Element data from apps and pages:
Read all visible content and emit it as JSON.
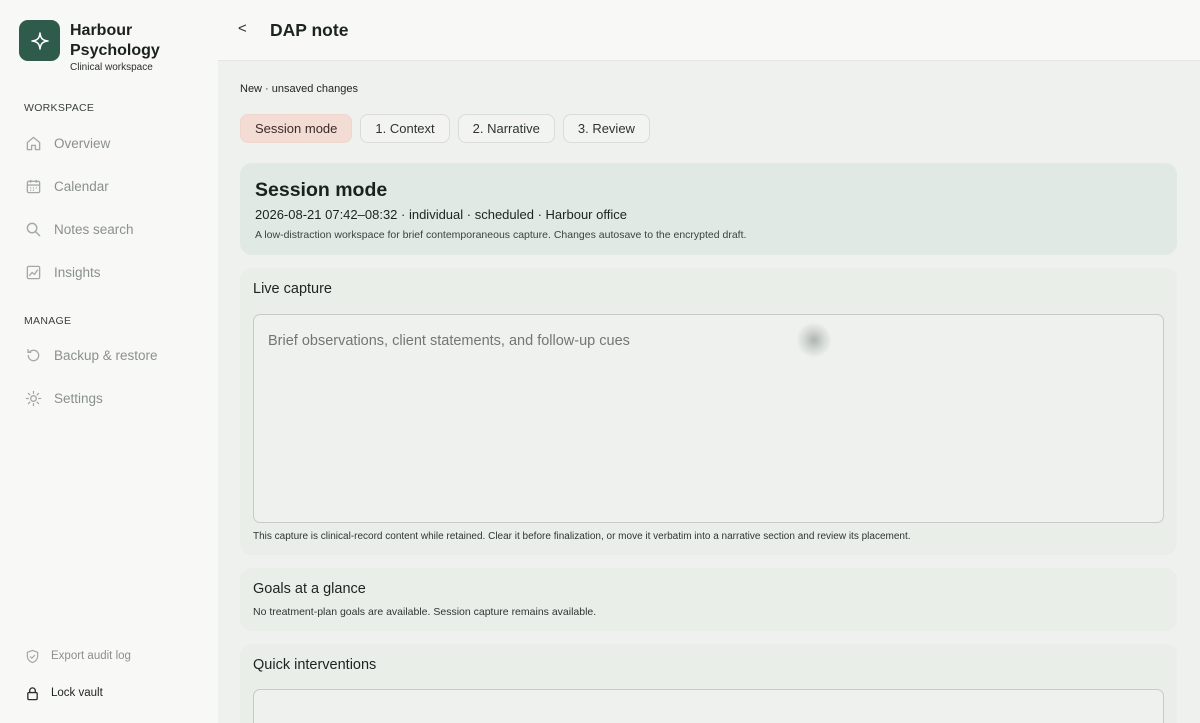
{
  "brand": {
    "name": "Harbour Psychology",
    "subtitle": "Clinical workspace",
    "logo_icon": "sparkle-icon",
    "logo_color": "#2f5b4d"
  },
  "sidebar": {
    "workspace_label": "WORKSPACE",
    "workspace_items": [
      {
        "label": "Overview",
        "icon": "home-icon"
      },
      {
        "label": "Calendar",
        "icon": "calendar-icon"
      },
      {
        "label": "Notes search",
        "icon": "search-icon"
      },
      {
        "label": "Insights",
        "icon": "chart-icon"
      }
    ],
    "manage_label": "MANAGE",
    "manage_items": [
      {
        "label": "Backup & restore",
        "icon": "restore-icon"
      },
      {
        "label": "Settings",
        "icon": "gear-icon"
      }
    ],
    "footer": {
      "export_label": "Export audit log",
      "lock_label": "Lock vault"
    }
  },
  "header": {
    "back_label": "<",
    "title": "DAP note"
  },
  "status": "New · unsaved changes",
  "tabs": [
    {
      "label": "Session mode",
      "active": true
    },
    {
      "label": "1. Context",
      "active": false
    },
    {
      "label": "2. Narrative",
      "active": false
    },
    {
      "label": "3. Review",
      "active": false
    }
  ],
  "session": {
    "title": "Session mode",
    "meta": "2026-08-21 07:42–08:32 · individual · scheduled · Harbour office",
    "description": "A low-distraction workspace for brief contemporaneous capture. Changes autosave to the encrypted draft."
  },
  "capture": {
    "title": "Live capture",
    "placeholder": "Brief observations, client statements, and follow-up cues",
    "value": "",
    "note": "This capture is clinical-record content while retained. Clear it before finalization, or move it verbatim into a narrative section and review its placement."
  },
  "goals": {
    "title": "Goals at a glance",
    "text": "No treatment-plan goals are available. Session capture remains available."
  },
  "quick": {
    "title": "Quick interventions"
  },
  "colors": {
    "accent": "#2f5b4d",
    "active_tab": "#f3dcd3",
    "session_card": "#e1e9e4"
  }
}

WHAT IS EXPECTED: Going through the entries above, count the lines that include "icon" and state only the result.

OUTPUT BELOW: 7